> [What to do]:
Scan the data for lines with "Slim全世界株式" and report the count by itself.

> [Data excerpts]:
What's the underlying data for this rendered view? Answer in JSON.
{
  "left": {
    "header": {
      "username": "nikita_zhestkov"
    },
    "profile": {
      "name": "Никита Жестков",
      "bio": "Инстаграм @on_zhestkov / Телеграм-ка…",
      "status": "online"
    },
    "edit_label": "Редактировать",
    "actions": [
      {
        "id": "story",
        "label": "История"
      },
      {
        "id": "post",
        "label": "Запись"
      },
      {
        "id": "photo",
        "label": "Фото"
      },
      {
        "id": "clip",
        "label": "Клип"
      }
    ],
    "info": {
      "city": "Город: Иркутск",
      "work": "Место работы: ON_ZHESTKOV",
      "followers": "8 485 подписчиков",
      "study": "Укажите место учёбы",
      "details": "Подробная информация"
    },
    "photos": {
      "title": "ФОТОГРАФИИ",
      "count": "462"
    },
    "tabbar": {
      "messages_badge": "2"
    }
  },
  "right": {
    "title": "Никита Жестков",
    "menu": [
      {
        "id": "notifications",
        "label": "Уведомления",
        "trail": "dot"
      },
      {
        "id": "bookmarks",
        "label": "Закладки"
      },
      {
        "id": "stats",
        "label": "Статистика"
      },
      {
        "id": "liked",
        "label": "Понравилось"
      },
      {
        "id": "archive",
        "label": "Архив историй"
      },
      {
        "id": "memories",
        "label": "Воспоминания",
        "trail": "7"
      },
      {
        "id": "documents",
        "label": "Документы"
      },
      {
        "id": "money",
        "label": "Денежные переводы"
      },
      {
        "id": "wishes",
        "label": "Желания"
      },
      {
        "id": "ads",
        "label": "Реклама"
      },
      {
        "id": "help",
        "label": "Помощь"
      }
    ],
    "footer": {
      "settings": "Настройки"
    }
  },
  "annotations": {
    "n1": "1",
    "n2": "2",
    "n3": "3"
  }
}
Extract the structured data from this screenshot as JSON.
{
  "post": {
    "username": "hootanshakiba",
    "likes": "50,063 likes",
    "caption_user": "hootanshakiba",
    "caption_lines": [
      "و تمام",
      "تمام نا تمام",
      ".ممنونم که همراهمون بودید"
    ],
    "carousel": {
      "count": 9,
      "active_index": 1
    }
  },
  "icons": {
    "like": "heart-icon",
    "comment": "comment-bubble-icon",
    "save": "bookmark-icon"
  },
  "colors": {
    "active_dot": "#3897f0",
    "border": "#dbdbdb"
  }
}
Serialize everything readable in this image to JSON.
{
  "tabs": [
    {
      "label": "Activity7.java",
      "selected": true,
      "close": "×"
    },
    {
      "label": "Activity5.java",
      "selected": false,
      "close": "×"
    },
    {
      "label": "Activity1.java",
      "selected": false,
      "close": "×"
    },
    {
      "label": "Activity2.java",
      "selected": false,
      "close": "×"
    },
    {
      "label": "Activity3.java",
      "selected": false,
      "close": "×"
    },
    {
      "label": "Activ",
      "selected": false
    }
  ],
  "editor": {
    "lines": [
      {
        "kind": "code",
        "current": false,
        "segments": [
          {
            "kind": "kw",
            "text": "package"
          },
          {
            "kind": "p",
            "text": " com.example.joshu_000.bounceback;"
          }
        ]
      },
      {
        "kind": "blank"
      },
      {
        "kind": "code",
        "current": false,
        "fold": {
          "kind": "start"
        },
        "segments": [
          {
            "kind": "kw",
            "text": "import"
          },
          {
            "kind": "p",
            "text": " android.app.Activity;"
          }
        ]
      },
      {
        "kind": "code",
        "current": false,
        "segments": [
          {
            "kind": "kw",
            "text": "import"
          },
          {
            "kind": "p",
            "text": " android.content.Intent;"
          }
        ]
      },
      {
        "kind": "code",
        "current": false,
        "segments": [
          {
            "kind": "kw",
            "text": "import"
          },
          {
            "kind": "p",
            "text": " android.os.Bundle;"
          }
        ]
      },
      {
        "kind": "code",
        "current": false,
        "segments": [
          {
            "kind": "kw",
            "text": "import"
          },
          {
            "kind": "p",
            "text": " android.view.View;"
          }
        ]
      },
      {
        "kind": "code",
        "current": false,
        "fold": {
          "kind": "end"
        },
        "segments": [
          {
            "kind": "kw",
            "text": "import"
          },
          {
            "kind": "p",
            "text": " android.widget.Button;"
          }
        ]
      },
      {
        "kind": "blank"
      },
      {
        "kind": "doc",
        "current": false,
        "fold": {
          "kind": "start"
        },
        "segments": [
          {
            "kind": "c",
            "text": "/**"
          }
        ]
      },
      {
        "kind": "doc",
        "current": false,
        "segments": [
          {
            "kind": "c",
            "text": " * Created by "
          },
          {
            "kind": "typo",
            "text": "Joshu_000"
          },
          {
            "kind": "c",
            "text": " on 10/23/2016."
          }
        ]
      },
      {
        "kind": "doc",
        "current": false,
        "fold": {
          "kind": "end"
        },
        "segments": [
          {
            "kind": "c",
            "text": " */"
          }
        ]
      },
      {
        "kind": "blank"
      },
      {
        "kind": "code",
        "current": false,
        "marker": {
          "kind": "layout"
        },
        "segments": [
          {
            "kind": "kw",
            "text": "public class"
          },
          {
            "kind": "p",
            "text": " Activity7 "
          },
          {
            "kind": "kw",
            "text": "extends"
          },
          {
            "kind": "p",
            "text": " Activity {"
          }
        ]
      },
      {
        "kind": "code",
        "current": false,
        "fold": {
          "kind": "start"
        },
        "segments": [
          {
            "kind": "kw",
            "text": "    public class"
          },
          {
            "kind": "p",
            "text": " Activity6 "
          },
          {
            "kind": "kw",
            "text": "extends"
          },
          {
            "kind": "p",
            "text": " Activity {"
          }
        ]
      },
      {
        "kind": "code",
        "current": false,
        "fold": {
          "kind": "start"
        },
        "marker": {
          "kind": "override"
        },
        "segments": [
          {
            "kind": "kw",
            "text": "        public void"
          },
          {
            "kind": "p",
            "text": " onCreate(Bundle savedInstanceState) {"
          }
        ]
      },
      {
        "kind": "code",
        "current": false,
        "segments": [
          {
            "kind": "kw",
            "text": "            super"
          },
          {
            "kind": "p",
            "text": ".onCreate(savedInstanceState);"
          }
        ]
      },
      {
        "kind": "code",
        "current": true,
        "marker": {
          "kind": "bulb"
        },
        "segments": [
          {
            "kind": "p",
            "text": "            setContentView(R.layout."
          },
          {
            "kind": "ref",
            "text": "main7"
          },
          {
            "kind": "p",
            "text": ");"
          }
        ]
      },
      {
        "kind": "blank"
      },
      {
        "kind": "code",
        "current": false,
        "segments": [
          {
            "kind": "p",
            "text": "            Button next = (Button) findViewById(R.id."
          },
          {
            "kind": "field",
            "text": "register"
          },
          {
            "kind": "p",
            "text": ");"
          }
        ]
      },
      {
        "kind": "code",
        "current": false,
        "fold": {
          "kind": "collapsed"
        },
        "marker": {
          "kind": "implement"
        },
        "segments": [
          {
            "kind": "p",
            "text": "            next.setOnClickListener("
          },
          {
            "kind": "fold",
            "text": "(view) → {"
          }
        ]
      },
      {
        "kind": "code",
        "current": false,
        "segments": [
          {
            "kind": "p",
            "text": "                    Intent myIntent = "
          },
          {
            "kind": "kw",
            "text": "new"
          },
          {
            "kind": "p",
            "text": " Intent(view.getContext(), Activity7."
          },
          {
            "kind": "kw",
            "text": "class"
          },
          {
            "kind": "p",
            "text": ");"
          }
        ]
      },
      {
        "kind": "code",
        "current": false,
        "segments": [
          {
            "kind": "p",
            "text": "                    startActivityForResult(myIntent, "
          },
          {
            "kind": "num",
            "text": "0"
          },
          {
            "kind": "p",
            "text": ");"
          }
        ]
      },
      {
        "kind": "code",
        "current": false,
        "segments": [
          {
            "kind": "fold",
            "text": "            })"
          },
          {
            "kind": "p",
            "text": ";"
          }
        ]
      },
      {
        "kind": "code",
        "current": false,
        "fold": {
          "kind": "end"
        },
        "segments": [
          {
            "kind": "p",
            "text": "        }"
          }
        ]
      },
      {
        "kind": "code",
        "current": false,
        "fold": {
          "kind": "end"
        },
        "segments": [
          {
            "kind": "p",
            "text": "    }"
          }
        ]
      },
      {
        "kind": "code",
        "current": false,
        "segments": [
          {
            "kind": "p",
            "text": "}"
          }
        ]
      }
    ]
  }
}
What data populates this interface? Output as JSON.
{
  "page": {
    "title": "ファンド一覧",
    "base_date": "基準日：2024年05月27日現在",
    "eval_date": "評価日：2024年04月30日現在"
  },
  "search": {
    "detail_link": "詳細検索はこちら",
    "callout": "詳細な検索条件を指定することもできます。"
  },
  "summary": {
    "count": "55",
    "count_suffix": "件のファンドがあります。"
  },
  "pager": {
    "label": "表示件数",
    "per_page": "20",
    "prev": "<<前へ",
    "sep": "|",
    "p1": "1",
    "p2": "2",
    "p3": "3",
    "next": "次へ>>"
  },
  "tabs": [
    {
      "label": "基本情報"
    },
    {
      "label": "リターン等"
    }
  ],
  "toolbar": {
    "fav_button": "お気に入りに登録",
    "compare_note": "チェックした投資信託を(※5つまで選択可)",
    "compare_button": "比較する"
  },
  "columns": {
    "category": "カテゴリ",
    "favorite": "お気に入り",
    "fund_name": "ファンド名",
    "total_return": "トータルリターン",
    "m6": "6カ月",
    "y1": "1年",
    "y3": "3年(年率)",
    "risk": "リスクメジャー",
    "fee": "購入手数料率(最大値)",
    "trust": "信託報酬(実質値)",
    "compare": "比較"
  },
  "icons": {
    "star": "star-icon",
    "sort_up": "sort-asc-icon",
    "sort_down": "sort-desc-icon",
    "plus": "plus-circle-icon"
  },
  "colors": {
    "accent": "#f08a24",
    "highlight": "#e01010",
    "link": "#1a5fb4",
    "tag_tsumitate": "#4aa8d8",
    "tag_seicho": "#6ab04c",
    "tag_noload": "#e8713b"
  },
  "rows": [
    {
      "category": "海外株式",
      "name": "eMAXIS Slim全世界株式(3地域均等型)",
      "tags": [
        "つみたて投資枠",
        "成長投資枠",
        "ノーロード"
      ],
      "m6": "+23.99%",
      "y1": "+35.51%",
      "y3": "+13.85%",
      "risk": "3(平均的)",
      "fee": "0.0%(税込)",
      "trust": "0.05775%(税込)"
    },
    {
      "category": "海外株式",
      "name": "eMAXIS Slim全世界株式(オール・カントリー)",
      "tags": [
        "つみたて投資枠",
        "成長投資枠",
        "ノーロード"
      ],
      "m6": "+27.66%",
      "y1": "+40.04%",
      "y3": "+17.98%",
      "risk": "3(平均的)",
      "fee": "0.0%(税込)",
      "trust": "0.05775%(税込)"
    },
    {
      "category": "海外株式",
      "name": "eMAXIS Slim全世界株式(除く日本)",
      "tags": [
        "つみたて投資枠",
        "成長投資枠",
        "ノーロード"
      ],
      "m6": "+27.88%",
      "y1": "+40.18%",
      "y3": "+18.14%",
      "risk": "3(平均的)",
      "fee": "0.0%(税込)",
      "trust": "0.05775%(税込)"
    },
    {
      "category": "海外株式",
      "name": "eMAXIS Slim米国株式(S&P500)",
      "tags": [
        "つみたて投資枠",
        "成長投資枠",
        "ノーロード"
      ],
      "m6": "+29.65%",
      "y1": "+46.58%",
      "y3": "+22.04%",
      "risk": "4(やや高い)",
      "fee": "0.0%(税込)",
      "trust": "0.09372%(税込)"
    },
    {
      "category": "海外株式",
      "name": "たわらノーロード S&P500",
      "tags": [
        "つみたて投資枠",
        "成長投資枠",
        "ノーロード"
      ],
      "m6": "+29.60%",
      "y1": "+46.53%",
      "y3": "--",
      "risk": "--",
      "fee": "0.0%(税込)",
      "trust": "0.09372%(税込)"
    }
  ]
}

> [Exercise output]:
3